Problem details.
Where in the data does the word "true" appear? Find those lines and copy them.

+++ Study material +++

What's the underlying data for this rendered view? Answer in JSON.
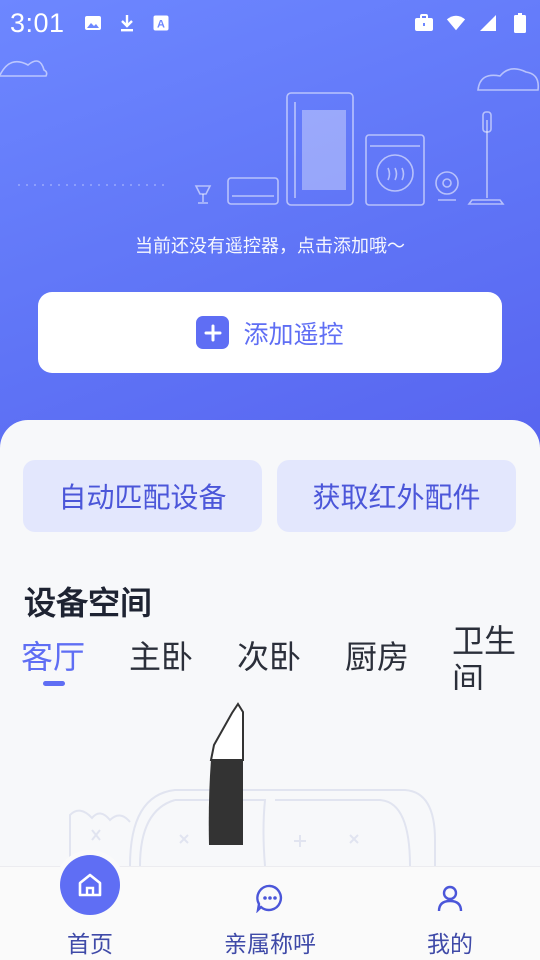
{
  "status_bar": {
    "time": "3:01",
    "left_icons": [
      "image-icon",
      "download-icon",
      "font-icon"
    ],
    "right_icons": [
      "briefcase-icon",
      "wifi-icon",
      "signal-icon",
      "battery-icon"
    ]
  },
  "hero": {
    "empty_message": "当前还没有遥控器，点击添加哦～",
    "add_button_label": "添加遥控"
  },
  "quick_actions": {
    "auto_match": "自动匹配设备",
    "get_ir": "获取红外配件"
  },
  "rooms": {
    "title": "设备空间",
    "tabs": [
      "客厅",
      "主卧",
      "次卧",
      "厨房",
      "卫生间"
    ],
    "active_index": 0
  },
  "bottom_nav": {
    "items": [
      {
        "label": "首页",
        "icon": "home-icon",
        "active": true
      },
      {
        "label": "亲属称呼",
        "icon": "chat-icon",
        "active": false
      },
      {
        "label": "我的",
        "icon": "user-icon",
        "active": false
      }
    ]
  },
  "colors": {
    "accent": "#5f6ef4",
    "hero_gradient_start": "#6d87ff",
    "hero_gradient_end": "#5763ef",
    "quick_bg": "#e3e7fd"
  }
}
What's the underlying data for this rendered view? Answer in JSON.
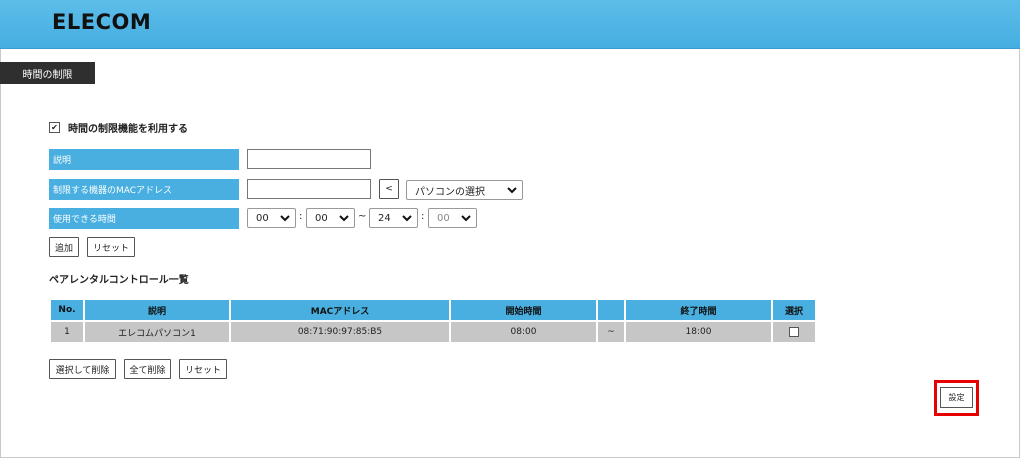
{
  "header": {
    "logo": "ELECOM"
  },
  "tabs": [
    {
      "label": "時間の制限",
      "active": true
    }
  ],
  "form": {
    "enable_label": "時間の制限機能を利用する",
    "enable_checked": true,
    "rows": {
      "description_label": "説明",
      "description_value": "",
      "mac_label": "制限する機器のMACアドレス",
      "mac_value": "",
      "mac_arrow": "<",
      "pc_select": "パソコンの選択",
      "time_label": "使用できる時間",
      "start_hour": "00",
      "start_min": "00",
      "end_hour": "24",
      "end_min": "00",
      "colon": ":",
      "tilde": "~"
    },
    "add_button": "追加",
    "reset_button": "リセット"
  },
  "list": {
    "title": "ペアレンタルコントロール一覧",
    "headers": {
      "no": "No.",
      "desc": "説明",
      "mac": "MACアドレス",
      "start": "開始時間",
      "sep": "",
      "end": "終了時間",
      "select": "選択"
    },
    "rows": [
      {
        "no": "1",
        "desc": "エレコムパソコン1",
        "mac": "08:71:90:97:85:B5",
        "start": "08:00",
        "sep": "~",
        "end": "18:00",
        "selected": false
      }
    ],
    "delete_selected_button": "選択して削除",
    "delete_all_button": "全て削除",
    "reset_button": "リセット"
  },
  "save_button": "設定",
  "colors": {
    "header": "#48afe0",
    "label_bg": "#48afe0",
    "row_bg": "#c6c6c6",
    "tab_bg": "#2f2f2f",
    "highlight": "#e60000"
  }
}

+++

Response box.
        "active": true
      "active": true
    "enable_checked": true,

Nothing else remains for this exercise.